i / i (with a passing run) i64 i6 / i / iv (passing run) iv64 iv6 (Note: same as measure 138, but just a iv rather than a i) / iv then passing note in bass and then V / iv6 IV passing note iv64 / N6 / viio42/bII / bII (pedal tone) / bII6 / vii/V V / i
The end of the piece takes a very dark turn as the man returns to his home, finding his son dead in his arms, and Schubert emphasizes this distressing matter in the nature of the music and the modal mixtures and augmented sixths he employs.

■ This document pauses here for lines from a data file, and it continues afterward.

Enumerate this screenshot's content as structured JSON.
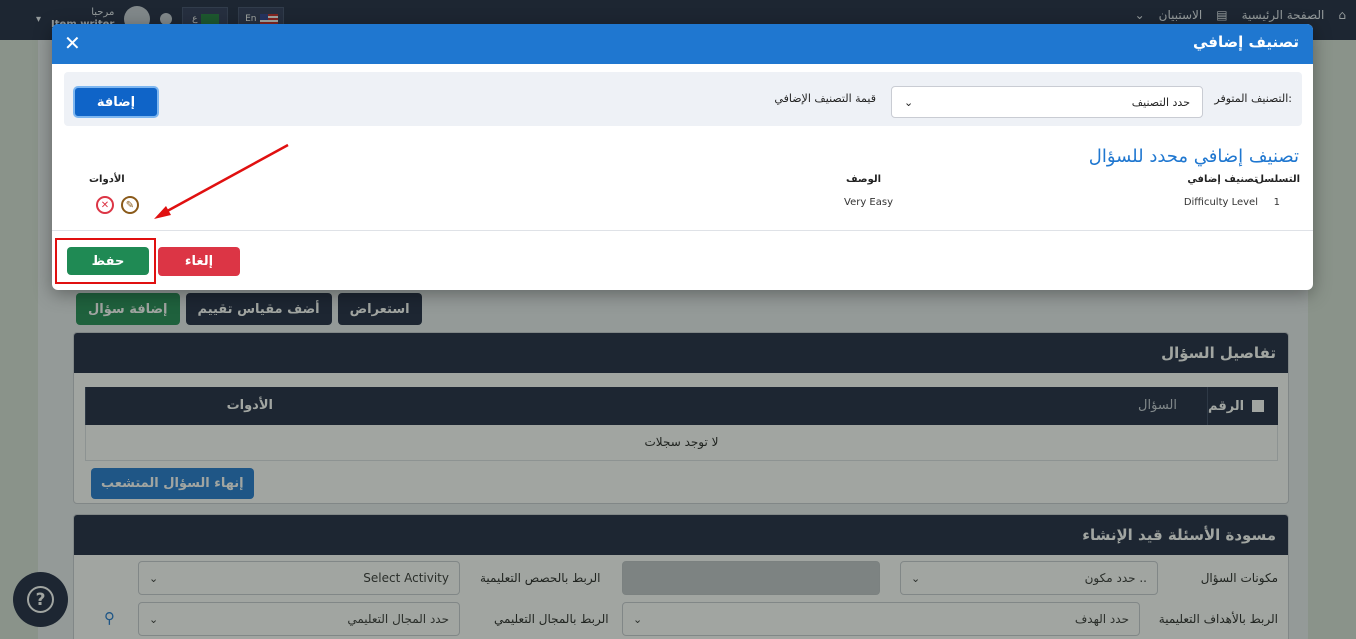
{
  "topbar": {
    "home_label": "الصفحة الرئيسية",
    "surveys_label": "الاستبيان",
    "greeting": "مرحبا",
    "username": "Item writer",
    "lang_en": "En",
    "lang_ar": "ع"
  },
  "actions": {
    "add_question": "إضافة سؤال",
    "add_rubric": "أضف مقياس تقييم",
    "preview": "استعراض"
  },
  "question_details": {
    "title": "تفاصيل السؤال",
    "col_number": "الرقم",
    "col_question": "السؤال",
    "col_tools": "الأدوات",
    "empty_text": "لا توجد سجلات",
    "end_branch_button": "إنهاء السؤال المتشعب"
  },
  "drafts": {
    "title": "مسودة الأسئلة قيد الإنشاء",
    "components_label": "مكونات السؤال",
    "components_value": "حدد مكون ..",
    "lessons_label": "الربط بالحصص التعليمية",
    "lessons_value": "Select Activity",
    "objectives_label": "الربط بالأهداف التعليمية",
    "objectives_value": "حدد الهدف",
    "domain_label": "الربط بالمجال التعليمي",
    "domain_value": "حدد المجال التعليمي"
  },
  "modal": {
    "title": "تصنيف إضافي",
    "available_label": "التصنيف المتوفر:",
    "classification_placeholder": "حدد التصنيف",
    "value_label": "قيمة التصنيف الإضافي",
    "add_button": "إضافة",
    "section_title": "تصنيف إضافي محدد للسؤال",
    "table": {
      "col_seq": "التسلسل",
      "col_class": "تصنيف إضافي",
      "col_desc": "الوصف",
      "col_tools": "الأدوات",
      "row": {
        "seq": "1",
        "classification": "Difficulty Level",
        "description": "Very Easy"
      }
    },
    "save_button": "حفظ",
    "cancel_button": "إلغاء"
  },
  "colors": {
    "primary": "#1f77d0",
    "navy": "#1c2540",
    "save_green": "#1f8a54",
    "cancel_red": "#dc3545",
    "annotation_red": "#e01010"
  },
  "icons": [
    "home-icon",
    "survey-icon",
    "chevron-down-icon",
    "close-icon",
    "edit-icon",
    "delete-icon",
    "search-icon",
    "help-icon",
    "user-avatar"
  ]
}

In measure 143, Schubert introduces an N6, not with correct proper voice leading, but almost as a surprise. It hits the listener's ear and surprises us. Not a good surprise, though. It sounds foreboding and bad. But its purpose is to catch our attention and inform us of the bad news in the music, even before the words declare it. And we do not truly leave the N6, indeed, the chord is cemented through toncization in measures 144 through 145. This allows the reader to know that the bad news is not only terrible, but also permanent, as is the change in the music.
Schubert uses scalewise motion in measures 132 and 134. This motion feels, to me, like the horses footsteps as the man races toward his home. The motion is emphasized by the contrast between the eighth-note movement and the quarter beats of the bass in the rest of the work. And when he reaches his home, the footsteps stop and all that is left is the beating of the quarter note in the bass...no more movement, as the boy is dead. The movement helped to propel the piece forward and emphasize the importance of the man's horse-ride and when it stops so abruptly, it emphasizes the sinking feeling of death, and that movement is no longer necessary, or possible, in the father's emotional state.
The entire piece is a wonderful example of text painting. The emotions of the boy and son are vividly portrayed through the changing harmonies and the movement of the horse is illustrated through the moving eighth-note runs in the final measures 130, 132, and 134 of the piece.